[Stored items from a collection]
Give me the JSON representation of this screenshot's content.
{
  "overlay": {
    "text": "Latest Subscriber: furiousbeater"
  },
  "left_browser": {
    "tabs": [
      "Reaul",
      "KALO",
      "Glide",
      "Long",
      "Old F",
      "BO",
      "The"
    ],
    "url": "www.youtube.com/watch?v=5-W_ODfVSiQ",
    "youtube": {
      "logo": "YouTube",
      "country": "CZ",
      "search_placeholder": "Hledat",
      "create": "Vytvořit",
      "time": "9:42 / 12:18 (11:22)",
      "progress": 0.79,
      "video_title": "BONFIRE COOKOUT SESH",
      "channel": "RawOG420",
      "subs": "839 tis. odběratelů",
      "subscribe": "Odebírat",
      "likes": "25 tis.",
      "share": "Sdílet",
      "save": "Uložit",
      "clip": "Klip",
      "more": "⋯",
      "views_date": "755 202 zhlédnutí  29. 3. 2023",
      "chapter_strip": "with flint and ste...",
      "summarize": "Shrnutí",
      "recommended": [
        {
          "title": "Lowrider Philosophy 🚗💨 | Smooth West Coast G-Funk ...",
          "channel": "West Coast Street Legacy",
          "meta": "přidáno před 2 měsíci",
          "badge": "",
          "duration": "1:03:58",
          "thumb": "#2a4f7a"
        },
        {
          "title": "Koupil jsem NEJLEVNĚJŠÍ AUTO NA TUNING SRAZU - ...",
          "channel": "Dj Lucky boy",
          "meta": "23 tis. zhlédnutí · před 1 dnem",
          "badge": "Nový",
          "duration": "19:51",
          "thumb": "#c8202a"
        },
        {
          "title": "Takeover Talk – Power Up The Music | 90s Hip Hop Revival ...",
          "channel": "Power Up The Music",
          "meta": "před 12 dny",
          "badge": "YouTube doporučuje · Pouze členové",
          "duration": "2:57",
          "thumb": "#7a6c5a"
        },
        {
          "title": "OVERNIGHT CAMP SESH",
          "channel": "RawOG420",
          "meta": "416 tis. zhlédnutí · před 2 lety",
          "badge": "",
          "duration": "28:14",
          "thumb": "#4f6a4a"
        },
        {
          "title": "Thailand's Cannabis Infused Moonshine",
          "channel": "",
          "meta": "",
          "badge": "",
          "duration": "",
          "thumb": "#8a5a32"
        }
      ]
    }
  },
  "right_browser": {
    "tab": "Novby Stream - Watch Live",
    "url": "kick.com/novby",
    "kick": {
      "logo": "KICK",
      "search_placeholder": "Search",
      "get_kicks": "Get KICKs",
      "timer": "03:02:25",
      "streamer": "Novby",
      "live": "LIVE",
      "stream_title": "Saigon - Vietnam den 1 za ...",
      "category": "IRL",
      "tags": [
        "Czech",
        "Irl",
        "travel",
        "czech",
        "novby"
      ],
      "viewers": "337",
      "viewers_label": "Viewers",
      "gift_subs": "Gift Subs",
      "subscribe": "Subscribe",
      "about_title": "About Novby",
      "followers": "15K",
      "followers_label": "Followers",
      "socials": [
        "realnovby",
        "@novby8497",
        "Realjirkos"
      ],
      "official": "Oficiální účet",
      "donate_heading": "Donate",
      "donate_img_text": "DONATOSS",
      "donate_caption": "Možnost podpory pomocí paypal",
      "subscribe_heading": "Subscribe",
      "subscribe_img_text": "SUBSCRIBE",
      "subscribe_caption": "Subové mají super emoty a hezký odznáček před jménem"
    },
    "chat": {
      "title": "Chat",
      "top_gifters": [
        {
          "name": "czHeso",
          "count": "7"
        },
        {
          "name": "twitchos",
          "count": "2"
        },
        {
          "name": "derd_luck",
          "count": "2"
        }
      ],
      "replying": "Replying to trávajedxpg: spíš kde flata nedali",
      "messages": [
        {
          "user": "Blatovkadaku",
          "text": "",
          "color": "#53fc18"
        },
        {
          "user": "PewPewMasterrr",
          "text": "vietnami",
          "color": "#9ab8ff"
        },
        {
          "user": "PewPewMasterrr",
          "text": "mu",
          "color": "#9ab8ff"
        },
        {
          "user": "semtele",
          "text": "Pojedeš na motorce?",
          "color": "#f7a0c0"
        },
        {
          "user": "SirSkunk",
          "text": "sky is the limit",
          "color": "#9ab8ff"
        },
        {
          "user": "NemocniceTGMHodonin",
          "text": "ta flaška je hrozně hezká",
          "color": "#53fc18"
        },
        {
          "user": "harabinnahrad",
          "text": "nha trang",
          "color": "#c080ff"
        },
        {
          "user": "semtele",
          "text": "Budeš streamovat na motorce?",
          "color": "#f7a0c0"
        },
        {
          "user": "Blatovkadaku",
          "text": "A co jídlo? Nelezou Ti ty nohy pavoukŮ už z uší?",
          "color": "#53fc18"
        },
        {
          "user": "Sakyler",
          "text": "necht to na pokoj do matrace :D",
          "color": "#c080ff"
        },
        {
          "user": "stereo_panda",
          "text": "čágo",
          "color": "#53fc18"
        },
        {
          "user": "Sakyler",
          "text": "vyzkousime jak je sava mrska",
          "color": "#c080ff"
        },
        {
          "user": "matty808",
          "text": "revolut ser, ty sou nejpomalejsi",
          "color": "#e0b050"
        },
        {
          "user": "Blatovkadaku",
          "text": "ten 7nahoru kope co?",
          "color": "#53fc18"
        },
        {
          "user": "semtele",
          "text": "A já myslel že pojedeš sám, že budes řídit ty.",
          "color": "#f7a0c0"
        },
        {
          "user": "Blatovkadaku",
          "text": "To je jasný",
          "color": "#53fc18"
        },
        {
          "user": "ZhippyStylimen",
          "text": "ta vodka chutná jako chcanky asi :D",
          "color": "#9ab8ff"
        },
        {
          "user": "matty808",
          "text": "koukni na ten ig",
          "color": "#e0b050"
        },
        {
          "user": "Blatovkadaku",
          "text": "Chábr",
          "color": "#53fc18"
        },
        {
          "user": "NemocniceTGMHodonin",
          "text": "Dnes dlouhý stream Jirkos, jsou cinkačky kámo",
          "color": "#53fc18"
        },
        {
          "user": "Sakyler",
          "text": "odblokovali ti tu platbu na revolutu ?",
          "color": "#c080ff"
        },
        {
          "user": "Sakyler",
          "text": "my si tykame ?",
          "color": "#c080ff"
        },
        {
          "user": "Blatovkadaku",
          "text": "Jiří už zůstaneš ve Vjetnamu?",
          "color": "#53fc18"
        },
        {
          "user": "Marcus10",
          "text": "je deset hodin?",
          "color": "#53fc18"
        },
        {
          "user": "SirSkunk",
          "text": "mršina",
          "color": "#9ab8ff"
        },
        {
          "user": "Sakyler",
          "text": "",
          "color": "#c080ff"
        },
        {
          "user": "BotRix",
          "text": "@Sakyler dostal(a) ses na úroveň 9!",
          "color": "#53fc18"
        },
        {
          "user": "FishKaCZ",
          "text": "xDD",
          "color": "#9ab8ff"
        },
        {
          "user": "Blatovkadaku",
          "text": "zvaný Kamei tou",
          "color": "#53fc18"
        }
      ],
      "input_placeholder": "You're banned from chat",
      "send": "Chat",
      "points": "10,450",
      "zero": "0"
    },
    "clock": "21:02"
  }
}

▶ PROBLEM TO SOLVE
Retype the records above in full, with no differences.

▶ EXERCISE RESPONSE
Give me the JSON representation of this screenshot's content.
{
  "overlay": {
    "text": "Latest Subscriber: furiousbeater"
  },
  "left_browser": {
    "tabs": [
      "Reaul",
      "KALO",
      "Glide",
      "Long",
      "Old F",
      "BO",
      "The"
    ],
    "url": "www.youtube.com/watch?v=5-W_ODfVSiQ",
    "youtube": {
      "logo": "YouTube",
      "country": "CZ",
      "search_placeholder": "Hledat",
      "create": "Vytvořit",
      "time": "9:42 / 12:18 (11:22)",
      "progress": 0.79,
      "video_title": "BONFIRE COOKOUT SESH",
      "channel": "RawOG420",
      "subs": "839 tis. odběratelů",
      "subscribe": "Odebírat",
      "likes": "25 tis.",
      "share": "Sdílet",
      "save": "Uložit",
      "clip": "Klip",
      "more": "⋯",
      "views_date": "755 202 zhlédnutí  29. 3. 2023",
      "chapter_strip": "with flint and ste...",
      "summarize": "Shrnutí",
      "recommended": [
        {
          "title": "Lowrider Philosophy 🚗💨 | Smooth West Coast G-Funk ...",
          "channel": "West Coast Street Legacy",
          "meta": "přidáno před 2 měsíci",
          "badge": "",
          "duration": "1:03:58",
          "thumb": "#2a4f7a"
        },
        {
          "title": "Koupil jsem NEJLEVNĚJŠÍ AUTO NA TUNING SRAZU - ...",
          "channel": "Dj Lucky boy",
          "meta": "23 tis. zhlédnutí · před 1 dnem",
          "badge": "Nový",
          "duration": "19:51",
          "thumb": "#c8202a"
        },
        {
          "title": "Takeover Talk – Power Up The Music | 90s Hip Hop Revival ...",
          "channel": "Power Up The Music",
          "meta": "před 12 dny",
          "badge": "YouTube doporučuje · Pouze členové",
          "duration": "2:57",
          "thumb": "#7a6c5a"
        },
        {
          "title": "OVERNIGHT CAMP SESH",
          "channel": "RawOG420",
          "meta": "416 tis. zhlédnutí · před 2 lety",
          "badge": "",
          "duration": "28:14",
          "thumb": "#4f6a4a"
        },
        {
          "title": "Thailand's Cannabis Infused Moonshine",
          "channel": "",
          "meta": "",
          "badge": "",
          "duration": "",
          "thumb": "#8a5a32"
        }
      ]
    }
  },
  "right_browser": {
    "tab": "Novby Stream - Watch Live",
    "url": "kick.com/novby",
    "kick": {
      "logo": "KICK",
      "search_placeholder": "Search",
      "get_kicks": "Get KICKs",
      "timer": "03:02:25",
      "streamer": "Novby",
      "live": "LIVE",
      "stream_title": "Saigon - Vietnam den 1 za ...",
      "category": "IRL",
      "tags": [
        "Czech",
        "Irl",
        "travel",
        "czech",
        "novby"
      ],
      "viewers": "337",
      "viewers_label": "Viewers",
      "gift_subs": "Gift Subs",
      "subscribe": "Subscribe",
      "about_title": "About Novby",
      "followers": "15K",
      "followers_label": "Followers",
      "socials": [
        "realnovby",
        "@novby8497",
        "Realjirkos"
      ],
      "official": "Oficiální účet",
      "donate_heading": "Donate",
      "donate_img_text": "DONATOSS",
      "donate_caption": "Možnost podpory pomocí paypal",
      "subscribe_heading": "Subscribe",
      "subscribe_img_text": "SUBSCRIBE",
      "subscribe_caption": "Subové mají super emoty a hezký odznáček před jménem"
    },
    "chat": {
      "title": "Chat",
      "top_gifters": [
        {
          "name": "czHeso",
          "count": "7"
        },
        {
          "name": "twitchos",
          "count": "2"
        },
        {
          "name": "derd_luck",
          "count": "2"
        }
      ],
      "replying": "Replying to trávajedxpg: spíš kde flata nedali",
      "messages": [
        {
          "user": "Blatovkadaku",
          "text": "",
          "color": "#53fc18"
        },
        {
          "user": "PewPewMasterrr",
          "text": "vietnami",
          "color": "#9ab8ff"
        },
        {
          "user": "PewPewMasterrr",
          "text": "mu",
          "color": "#9ab8ff"
        },
        {
          "user": "semtele",
          "text": "Pojedeš na motorce?",
          "color": "#f7a0c0"
        },
        {
          "user": "SirSkunk",
          "text": "sky is the limit",
          "color": "#9ab8ff"
        },
        {
          "user": "NemocniceTGMHodonin",
          "text": "ta flaška je hrozně hezká",
          "color": "#53fc18"
        },
        {
          "user": "harabinnahrad",
          "text": "nha trang",
          "color": "#c080ff"
        },
        {
          "user": "semtele",
          "text": "Budeš streamovat na motorce?",
          "color": "#f7a0c0"
        },
        {
          "user": "Blatovkadaku",
          "text": "A co jídlo? Nelezou Ti ty nohy pavoukŮ už z uší?",
          "color": "#53fc18"
        },
        {
          "user": "Sakyler",
          "text": "necht to na pokoj do matrace :D",
          "color": "#c080ff"
        },
        {
          "user": "stereo_panda",
          "text": "čágo",
          "color": "#53fc18"
        },
        {
          "user": "Sakyler",
          "text": "vyzkousime jak je sava mrska",
          "color": "#c080ff"
        },
        {
          "user": "matty808",
          "text": "revolut ser, ty sou nejpomalejsi",
          "color": "#e0b050"
        },
        {
          "user": "Blatovkadaku",
          "text": "ten 7nahoru kope co?",
          "color": "#53fc18"
        },
        {
          "user": "semtele",
          "text": "A já myslel že pojedeš sám, že budes řídit ty.",
          "color": "#f7a0c0"
        },
        {
          "user": "Blatovkadaku",
          "text": "To je jasný",
          "color": "#53fc18"
        },
        {
          "user": "ZhippyStylimen",
          "text": "ta vodka chutná jako chcanky asi :D",
          "color": "#9ab8ff"
        },
        {
          "user": "matty808",
          "text": "koukni na ten ig",
          "color": "#e0b050"
        },
        {
          "user": "Blatovkadaku",
          "text": "Chábr",
          "color": "#53fc18"
        },
        {
          "user": "NemocniceTGMHodonin",
          "text": "Dnes dlouhý stream Jirkos, jsou cinkačky kámo",
          "color": "#53fc18"
        },
        {
          "user": "Sakyler",
          "text": "odblokovali ti tu platbu na revolutu ?",
          "color": "#c080ff"
        },
        {
          "user": "Sakyler",
          "text": "my si tykame ?",
          "color": "#c080ff"
        },
        {
          "user": "Blatovkadaku",
          "text": "Jiří už zůstaneš ve Vjetnamu?",
          "color": "#53fc18"
        },
        {
          "user": "Marcus10",
          "text": "je deset hodin?",
          "color": "#53fc18"
        },
        {
          "user": "SirSkunk",
          "text": "mršina",
          "color": "#9ab8ff"
        },
        {
          "user": "Sakyler",
          "text": "",
          "color": "#c080ff"
        },
        {
          "user": "BotRix",
          "text": "@Sakyler dostal(a) ses na úroveň 9!",
          "color": "#53fc18"
        },
        {
          "user": "FishKaCZ",
          "text": "xDD",
          "color": "#9ab8ff"
        },
        {
          "user": "Blatovkadaku",
          "text": "zvaný Kamei tou",
          "color": "#53fc18"
        }
      ],
      "input_placeholder": "You're banned from chat",
      "send": "Chat",
      "points": "10,450",
      "zero": "0"
    },
    "clock": "21:02"
  }
}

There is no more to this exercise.